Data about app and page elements
⟨

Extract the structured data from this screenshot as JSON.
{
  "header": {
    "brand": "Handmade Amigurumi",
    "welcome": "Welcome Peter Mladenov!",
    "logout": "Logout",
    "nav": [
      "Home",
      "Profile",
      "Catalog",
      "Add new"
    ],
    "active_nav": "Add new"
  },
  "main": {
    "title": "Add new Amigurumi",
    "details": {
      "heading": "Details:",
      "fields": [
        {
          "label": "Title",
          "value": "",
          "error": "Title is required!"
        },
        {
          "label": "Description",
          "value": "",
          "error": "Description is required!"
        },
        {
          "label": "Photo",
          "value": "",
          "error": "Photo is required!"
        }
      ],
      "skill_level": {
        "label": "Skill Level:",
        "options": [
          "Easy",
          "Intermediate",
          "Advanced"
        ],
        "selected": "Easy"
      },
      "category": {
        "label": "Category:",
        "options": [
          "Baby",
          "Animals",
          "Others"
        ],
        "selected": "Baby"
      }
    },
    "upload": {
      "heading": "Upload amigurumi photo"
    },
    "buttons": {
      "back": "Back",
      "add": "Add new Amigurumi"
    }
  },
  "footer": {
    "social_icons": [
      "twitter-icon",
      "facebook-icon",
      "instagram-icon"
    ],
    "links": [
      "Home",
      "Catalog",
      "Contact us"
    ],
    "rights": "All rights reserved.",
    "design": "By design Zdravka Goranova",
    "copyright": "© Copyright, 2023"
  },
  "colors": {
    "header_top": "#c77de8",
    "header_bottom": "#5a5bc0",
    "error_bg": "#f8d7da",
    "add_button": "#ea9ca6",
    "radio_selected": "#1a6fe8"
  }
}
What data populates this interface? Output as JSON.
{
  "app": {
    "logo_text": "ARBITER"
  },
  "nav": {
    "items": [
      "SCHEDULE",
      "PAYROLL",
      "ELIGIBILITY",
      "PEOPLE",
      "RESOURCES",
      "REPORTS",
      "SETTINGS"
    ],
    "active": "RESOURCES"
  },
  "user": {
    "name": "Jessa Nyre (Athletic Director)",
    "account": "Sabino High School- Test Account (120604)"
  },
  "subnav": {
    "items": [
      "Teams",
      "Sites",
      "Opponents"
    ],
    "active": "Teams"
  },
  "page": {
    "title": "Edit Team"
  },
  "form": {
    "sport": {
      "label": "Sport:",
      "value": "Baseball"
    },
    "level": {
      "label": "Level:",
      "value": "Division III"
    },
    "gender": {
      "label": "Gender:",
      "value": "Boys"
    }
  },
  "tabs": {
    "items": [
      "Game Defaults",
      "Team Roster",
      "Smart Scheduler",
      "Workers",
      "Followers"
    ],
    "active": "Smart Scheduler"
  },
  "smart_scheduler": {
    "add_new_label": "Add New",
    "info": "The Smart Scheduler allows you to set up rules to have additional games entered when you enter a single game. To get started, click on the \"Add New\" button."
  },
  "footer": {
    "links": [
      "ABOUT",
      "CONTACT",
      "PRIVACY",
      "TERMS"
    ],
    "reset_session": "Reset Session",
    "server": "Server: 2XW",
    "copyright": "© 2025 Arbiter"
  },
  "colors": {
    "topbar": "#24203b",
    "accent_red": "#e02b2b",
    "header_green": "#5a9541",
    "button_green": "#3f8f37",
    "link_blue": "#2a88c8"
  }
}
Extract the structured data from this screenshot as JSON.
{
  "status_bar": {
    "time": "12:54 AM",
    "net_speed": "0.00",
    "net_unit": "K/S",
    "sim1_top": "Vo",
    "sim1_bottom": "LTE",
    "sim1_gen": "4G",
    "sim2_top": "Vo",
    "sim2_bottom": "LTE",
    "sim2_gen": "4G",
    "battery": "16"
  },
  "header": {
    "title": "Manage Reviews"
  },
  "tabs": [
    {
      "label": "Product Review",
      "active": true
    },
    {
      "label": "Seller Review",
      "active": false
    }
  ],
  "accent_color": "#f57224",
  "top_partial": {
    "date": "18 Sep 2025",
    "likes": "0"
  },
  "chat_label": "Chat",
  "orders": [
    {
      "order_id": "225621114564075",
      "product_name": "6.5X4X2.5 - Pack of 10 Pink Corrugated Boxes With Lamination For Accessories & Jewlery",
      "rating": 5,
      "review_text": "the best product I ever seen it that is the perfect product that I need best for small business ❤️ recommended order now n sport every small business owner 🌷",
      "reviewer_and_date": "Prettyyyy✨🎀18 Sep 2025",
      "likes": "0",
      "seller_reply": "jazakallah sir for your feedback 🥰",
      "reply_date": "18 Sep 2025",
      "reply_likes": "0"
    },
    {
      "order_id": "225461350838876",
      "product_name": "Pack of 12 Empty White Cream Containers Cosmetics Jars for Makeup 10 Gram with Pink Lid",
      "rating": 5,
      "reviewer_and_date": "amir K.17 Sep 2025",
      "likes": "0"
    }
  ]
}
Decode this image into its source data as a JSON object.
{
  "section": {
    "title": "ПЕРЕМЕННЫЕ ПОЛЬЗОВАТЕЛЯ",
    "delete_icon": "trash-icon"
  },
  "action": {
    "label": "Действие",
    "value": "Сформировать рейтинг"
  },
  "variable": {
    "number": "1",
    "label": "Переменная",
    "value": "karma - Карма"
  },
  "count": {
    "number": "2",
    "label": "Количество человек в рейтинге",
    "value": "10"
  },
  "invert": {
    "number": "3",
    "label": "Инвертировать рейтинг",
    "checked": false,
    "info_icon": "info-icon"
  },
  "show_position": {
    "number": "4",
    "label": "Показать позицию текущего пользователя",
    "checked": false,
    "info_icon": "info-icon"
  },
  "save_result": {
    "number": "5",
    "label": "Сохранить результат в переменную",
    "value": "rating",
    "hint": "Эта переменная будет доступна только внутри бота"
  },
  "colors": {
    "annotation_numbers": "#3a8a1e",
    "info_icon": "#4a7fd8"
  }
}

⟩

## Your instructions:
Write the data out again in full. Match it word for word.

## Answer:
Extract the structured data from this screenshot as JSON.
{
  "header": {
    "brand": "Handmade Amigurumi",
    "welcome": "Welcome Peter Mladenov!",
    "logout": "Logout",
    "nav": [
      "Home",
      "Profile",
      "Catalog",
      "Add new"
    ],
    "active_nav": "Add new"
  },
  "main": {
    "title": "Add new Amigurumi",
    "details": {
      "heading": "Details:",
      "fields": [
        {
          "label": "Title",
          "value": "",
          "error": "Title is required!"
        },
        {
          "label": "Description",
          "value": "",
          "error": "Description is required!"
        },
        {
          "label": "Photo",
          "value": "",
          "error": "Photo is required!"
        }
      ],
      "skill_level": {
        "label": "Skill Level:",
        "options": [
          "Easy",
          "Intermediate",
          "Advanced"
        ],
        "selected": "Easy"
      },
      "category": {
        "label": "Category:",
        "options": [
          "Baby",
          "Animals",
          "Others"
        ],
        "selected": "Baby"
      }
    },
    "upload": {
      "heading": "Upload amigurumi photo"
    },
    "buttons": {
      "back": "Back",
      "add": "Add new Amigurumi"
    }
  },
  "footer": {
    "social_icons": [
      "twitter-icon",
      "facebook-icon",
      "instagram-icon"
    ],
    "links": [
      "Home",
      "Catalog",
      "Contact us"
    ],
    "rights": "All rights reserved.",
    "design": "By design Zdravka Goranova",
    "copyright": "© Copyright, 2023"
  },
  "colors": {
    "header_top": "#c77de8",
    "header_bottom": "#5a5bc0",
    "error_bg": "#f8d7da",
    "add_button": "#ea9ca6",
    "radio_selected": "#1a6fe8"
  }
}
What data populates this interface? Output as JSON.
{
  "app": {
    "logo_text": "ARBITER"
  },
  "nav": {
    "items": [
      "SCHEDULE",
      "PAYROLL",
      "ELIGIBILITY",
      "PEOPLE",
      "RESOURCES",
      "REPORTS",
      "SETTINGS"
    ],
    "active": "RESOURCES"
  },
  "user": {
    "name": "Jessa Nyre (Athletic Director)",
    "account": "Sabino High School- Test Account (120604)"
  },
  "subnav": {
    "items": [
      "Teams",
      "Sites",
      "Opponents"
    ],
    "active": "Teams"
  },
  "page": {
    "title": "Edit Team"
  },
  "form": {
    "sport": {
      "label": "Sport:",
      "value": "Baseball"
    },
    "level": {
      "label": "Level:",
      "value": "Division III"
    },
    "gender": {
      "label": "Gender:",
      "value": "Boys"
    }
  },
  "tabs": {
    "items": [
      "Game Defaults",
      "Team Roster",
      "Smart Scheduler",
      "Workers",
      "Followers"
    ],
    "active": "Smart Scheduler"
  },
  "smart_scheduler": {
    "add_new_label": "Add New",
    "info": "The Smart Scheduler allows you to set up rules to have additional games entered when you enter a single game. To get started, click on the \"Add New\" button."
  },
  "footer": {
    "links": [
      "ABOUT",
      "CONTACT",
      "PRIVACY",
      "TERMS"
    ],
    "reset_session": "Reset Session",
    "server": "Server: 2XW",
    "copyright": "© 2025 Arbiter"
  },
  "colors": {
    "topbar": "#24203b",
    "accent_red": "#e02b2b",
    "header_green": "#5a9541",
    "button_green": "#3f8f37",
    "link_blue": "#2a88c8"
  }
}
Extract the structured data from this screenshot as JSON.
{
  "status_bar": {
    "time": "12:54 AM",
    "net_speed": "0.00",
    "net_unit": "K/S",
    "sim1_top": "Vo",
    "sim1_bottom": "LTE",
    "sim1_gen": "4G",
    "sim2_top": "Vo",
    "sim2_bottom": "LTE",
    "sim2_gen": "4G",
    "battery": "16"
  },
  "header": {
    "title": "Manage Reviews"
  },
  "tabs": [
    {
      "label": "Product Review",
      "active": true
    },
    {
      "label": "Seller Review",
      "active": false
    }
  ],
  "accent_color": "#f57224",
  "top_partial": {
    "date": "18 Sep 2025",
    "likes": "0"
  },
  "chat_label": "Chat",
  "orders": [
    {
      "order_id": "225621114564075",
      "product_name": "6.5X4X2.5 - Pack of 10 Pink Corrugated Boxes With Lamination For Accessories & Jewlery",
      "rating": 5,
      "review_text": "the best product I ever seen it that is the perfect product that I need best for small business ❤️ recommended order now n sport every small business owner 🌷",
      "reviewer_and_date": "Prettyyyy✨🎀18 Sep 2025",
      "likes": "0",
      "seller_reply": "jazakallah sir for your feedback 🥰",
      "reply_date": "18 Sep 2025",
      "reply_likes": "0"
    },
    {
      "order_id": "225461350838876",
      "product_name": "Pack of 12 Empty White Cream Containers Cosmetics Jars for Makeup 10 Gram with Pink Lid",
      "rating": 5,
      "reviewer_and_date": "amir K.17 Sep 2025",
      "likes": "0"
    }
  ]
}
Decode this image into its source data as a JSON object.
{
  "section": {
    "title": "ПЕРЕМЕННЫЕ ПОЛЬЗОВАТЕЛЯ",
    "delete_icon": "trash-icon"
  },
  "action": {
    "label": "Действие",
    "value": "Сформировать рейтинг"
  },
  "variable": {
    "number": "1",
    "label": "Переменная",
    "value": "karma - Карма"
  },
  "count": {
    "number": "2",
    "label": "Количество человек в рейтинге",
    "value": "10"
  },
  "invert": {
    "number": "3",
    "label": "Инвертировать рейтинг",
    "checked": false,
    "info_icon": "info-icon"
  },
  "show_position": {
    "number": "4",
    "label": "Показать позицию текущего пользователя",
    "checked": false,
    "info_icon": "info-icon"
  },
  "save_result": {
    "number": "5",
    "label": "Сохранить результат в переменную",
    "value": "rating",
    "hint": "Эта переменная будет доступна только внутри бота"
  },
  "colors": {
    "annotation_numbers": "#3a8a1e",
    "info_icon": "#4a7fd8"
  }
}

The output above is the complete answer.